Christina Aguilera took a lot of criticism for this tune taken from her 2003 album Stripped, and the phase she appeared to go through where she wore (even by pop starlet standards) very little when in public. Yet, her response to this criticism, in particular the criticism directed at this song and its accompanying video was hard to argue with. She said that she was in her early 20s – what should she be singing about if not sex? It’s a compelling point. After all, it’s our 20s where most of our engagement and experimentation with sex begins. It’s certainly when we begin to cease to be victims of lust and learn to have fun with it without it becoming destructive. The emotional supports that are perhaps not there when we’re in our teens allow us to flaunt our bodies, to tease, and to engage with powerful physical impulses when we reach the age Christina was at when she recorded this. And so, this song is about not being carried along by lust, but by having the presence of mind and a strong sense of self which allows us to make it fun.
It is very interesting that she took so much flak for this song, making it questionable whether or not we’ve really come very far in terms of gender equality, particularly around the subject of sexuality. It’s speculative, but I wonder how this compares with Nelly’s “It’s Getting Hot in Herre”, which is largely centred on the same themes. Did it register as highly on people’s outrage-o-meter, seeing as the two songs came out roughly at the same time? I seem to remember that it didn’t.
It should be noted that one of Christina Aguilera’s vocal heroes is Etta James, which is nice for me as it brings this full circle, almost as if that’s what I had in mind all along!
New Wave singer-songwriter Joe Jackson, in his 1979 song “Pretty Girls” suggested that it would be handy to have a switch to turn off his libido when surrounded by women who are out of reach. And at times, that’s hard to argue with.

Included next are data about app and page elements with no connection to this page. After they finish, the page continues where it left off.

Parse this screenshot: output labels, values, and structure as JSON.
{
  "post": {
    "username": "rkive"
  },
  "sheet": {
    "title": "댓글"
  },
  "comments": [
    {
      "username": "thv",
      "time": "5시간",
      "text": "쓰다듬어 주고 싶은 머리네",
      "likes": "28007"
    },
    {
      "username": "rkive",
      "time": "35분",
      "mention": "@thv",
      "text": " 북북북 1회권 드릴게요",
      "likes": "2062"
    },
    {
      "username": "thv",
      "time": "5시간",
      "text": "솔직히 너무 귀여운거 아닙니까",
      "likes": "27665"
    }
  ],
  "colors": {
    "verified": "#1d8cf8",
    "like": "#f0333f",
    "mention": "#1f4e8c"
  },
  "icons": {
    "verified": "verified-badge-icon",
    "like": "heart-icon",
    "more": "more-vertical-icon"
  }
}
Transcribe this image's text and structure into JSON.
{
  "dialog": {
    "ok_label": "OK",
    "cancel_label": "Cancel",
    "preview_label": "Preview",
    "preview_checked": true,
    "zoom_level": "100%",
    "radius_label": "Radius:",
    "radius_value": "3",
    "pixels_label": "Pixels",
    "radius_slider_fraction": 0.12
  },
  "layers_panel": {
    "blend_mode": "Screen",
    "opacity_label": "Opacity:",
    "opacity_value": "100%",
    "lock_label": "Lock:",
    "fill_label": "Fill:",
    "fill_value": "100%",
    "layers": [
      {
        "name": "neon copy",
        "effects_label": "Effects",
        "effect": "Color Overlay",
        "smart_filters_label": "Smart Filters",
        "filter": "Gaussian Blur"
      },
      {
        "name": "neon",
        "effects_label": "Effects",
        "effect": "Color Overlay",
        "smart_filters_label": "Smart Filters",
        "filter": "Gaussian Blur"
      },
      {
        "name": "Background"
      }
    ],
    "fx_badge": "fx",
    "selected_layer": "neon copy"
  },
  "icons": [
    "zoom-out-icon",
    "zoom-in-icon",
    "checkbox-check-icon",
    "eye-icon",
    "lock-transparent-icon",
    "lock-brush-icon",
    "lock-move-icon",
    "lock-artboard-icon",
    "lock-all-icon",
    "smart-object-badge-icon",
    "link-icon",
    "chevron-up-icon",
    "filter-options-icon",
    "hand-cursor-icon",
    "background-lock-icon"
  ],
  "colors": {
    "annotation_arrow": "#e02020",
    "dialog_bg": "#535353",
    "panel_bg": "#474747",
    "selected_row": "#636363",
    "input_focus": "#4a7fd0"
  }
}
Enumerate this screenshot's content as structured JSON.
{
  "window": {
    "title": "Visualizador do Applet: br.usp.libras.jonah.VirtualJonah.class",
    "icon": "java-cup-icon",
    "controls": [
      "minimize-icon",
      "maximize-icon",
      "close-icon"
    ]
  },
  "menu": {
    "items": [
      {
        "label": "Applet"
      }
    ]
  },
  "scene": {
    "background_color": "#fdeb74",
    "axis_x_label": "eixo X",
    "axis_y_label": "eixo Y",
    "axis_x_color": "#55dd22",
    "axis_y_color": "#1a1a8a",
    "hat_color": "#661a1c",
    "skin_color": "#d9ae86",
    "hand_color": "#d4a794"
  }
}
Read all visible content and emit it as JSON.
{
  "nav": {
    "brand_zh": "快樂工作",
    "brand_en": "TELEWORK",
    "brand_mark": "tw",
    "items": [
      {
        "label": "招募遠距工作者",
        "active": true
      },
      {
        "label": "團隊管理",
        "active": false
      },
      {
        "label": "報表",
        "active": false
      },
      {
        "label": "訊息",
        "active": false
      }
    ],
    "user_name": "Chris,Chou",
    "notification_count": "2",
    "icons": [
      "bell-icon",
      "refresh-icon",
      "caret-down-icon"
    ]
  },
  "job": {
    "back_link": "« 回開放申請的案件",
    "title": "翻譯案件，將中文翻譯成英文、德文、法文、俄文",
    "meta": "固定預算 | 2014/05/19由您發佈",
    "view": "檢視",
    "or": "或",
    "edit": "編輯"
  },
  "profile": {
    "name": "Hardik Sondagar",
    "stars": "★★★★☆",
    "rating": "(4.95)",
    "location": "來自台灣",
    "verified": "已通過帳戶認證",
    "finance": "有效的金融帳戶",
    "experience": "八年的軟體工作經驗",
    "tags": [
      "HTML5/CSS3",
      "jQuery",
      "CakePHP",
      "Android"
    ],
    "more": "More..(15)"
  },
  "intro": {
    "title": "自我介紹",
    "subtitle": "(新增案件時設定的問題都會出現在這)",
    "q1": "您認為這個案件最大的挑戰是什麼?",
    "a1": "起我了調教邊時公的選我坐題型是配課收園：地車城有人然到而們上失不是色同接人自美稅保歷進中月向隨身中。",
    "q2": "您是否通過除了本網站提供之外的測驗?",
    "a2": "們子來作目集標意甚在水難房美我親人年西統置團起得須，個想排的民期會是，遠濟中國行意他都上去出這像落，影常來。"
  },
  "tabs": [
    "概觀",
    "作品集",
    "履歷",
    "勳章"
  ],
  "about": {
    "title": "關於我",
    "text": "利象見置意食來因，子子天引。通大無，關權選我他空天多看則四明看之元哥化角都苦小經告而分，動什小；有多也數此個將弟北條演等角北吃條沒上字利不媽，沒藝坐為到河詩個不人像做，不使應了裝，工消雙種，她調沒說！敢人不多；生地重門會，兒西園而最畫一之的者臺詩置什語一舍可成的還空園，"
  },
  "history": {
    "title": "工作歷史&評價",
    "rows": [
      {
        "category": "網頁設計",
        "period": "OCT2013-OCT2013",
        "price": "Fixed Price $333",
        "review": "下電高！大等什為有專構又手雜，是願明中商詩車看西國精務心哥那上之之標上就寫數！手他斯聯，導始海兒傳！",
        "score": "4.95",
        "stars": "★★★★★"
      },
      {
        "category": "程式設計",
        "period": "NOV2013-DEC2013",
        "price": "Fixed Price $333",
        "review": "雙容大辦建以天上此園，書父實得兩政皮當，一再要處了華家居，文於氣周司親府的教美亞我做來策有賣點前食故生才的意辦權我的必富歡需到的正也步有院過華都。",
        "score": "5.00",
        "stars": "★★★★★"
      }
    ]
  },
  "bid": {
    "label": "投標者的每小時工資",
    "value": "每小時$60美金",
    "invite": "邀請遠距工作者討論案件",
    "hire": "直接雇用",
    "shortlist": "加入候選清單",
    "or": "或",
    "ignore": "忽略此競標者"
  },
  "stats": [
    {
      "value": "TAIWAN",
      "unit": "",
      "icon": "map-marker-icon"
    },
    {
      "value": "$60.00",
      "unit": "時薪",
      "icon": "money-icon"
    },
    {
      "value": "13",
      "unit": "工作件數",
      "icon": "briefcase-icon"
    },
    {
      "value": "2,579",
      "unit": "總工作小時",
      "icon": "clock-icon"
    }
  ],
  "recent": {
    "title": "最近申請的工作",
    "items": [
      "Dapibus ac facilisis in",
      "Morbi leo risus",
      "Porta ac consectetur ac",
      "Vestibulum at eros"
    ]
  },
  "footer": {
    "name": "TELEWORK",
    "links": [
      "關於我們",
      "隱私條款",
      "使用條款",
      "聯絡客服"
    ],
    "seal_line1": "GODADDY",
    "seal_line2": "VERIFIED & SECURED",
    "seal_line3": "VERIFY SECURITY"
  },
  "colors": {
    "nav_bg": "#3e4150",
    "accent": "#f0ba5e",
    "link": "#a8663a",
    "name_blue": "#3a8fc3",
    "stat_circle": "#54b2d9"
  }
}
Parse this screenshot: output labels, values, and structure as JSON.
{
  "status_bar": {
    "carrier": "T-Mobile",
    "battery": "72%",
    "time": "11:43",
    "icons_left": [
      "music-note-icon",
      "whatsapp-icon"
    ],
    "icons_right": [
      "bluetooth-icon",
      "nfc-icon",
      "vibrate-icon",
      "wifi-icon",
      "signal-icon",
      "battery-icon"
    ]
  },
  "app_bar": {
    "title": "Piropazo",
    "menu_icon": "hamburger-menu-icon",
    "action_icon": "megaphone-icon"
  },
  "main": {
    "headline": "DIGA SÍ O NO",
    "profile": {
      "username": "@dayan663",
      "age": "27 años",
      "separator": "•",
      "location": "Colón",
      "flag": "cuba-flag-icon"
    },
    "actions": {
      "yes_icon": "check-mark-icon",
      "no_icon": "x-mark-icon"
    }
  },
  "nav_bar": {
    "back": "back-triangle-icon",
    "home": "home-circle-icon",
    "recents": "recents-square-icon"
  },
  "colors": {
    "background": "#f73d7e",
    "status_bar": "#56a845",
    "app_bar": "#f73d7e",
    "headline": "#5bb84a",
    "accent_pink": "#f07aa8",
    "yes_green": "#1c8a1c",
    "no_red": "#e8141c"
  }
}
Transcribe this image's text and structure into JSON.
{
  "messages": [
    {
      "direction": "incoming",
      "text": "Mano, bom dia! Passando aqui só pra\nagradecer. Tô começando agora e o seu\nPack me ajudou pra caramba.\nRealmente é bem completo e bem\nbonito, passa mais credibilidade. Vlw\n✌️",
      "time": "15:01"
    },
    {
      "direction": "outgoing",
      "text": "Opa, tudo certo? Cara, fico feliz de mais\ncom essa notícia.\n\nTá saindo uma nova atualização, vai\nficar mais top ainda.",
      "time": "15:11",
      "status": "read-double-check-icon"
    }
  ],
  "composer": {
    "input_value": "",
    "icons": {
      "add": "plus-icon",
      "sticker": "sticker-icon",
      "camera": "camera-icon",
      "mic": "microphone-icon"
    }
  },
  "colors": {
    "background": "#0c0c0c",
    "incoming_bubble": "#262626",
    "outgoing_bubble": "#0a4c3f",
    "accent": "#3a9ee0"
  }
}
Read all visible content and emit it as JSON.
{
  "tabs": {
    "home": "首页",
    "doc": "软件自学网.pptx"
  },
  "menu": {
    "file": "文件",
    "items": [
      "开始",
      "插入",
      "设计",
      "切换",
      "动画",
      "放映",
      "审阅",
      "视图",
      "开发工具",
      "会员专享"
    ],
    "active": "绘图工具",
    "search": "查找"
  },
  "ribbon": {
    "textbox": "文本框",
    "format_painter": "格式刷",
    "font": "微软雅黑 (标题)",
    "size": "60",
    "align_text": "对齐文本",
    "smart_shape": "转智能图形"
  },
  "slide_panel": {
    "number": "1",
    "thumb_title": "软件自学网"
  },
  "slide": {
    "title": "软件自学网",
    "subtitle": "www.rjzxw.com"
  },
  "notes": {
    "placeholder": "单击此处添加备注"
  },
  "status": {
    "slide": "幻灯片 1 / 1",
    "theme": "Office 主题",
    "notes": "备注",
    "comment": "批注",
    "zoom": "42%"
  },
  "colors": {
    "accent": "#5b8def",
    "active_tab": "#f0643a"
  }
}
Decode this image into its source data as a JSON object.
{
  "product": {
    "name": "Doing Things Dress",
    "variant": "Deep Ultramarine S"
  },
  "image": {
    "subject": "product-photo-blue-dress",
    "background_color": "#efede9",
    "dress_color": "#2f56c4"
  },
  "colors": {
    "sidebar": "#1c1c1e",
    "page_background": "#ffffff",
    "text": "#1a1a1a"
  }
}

But, for the most part, our libidos are a thing we have to learn to manage. Just like any aspect of the human condition, we’ve got to learn the ropes as we go.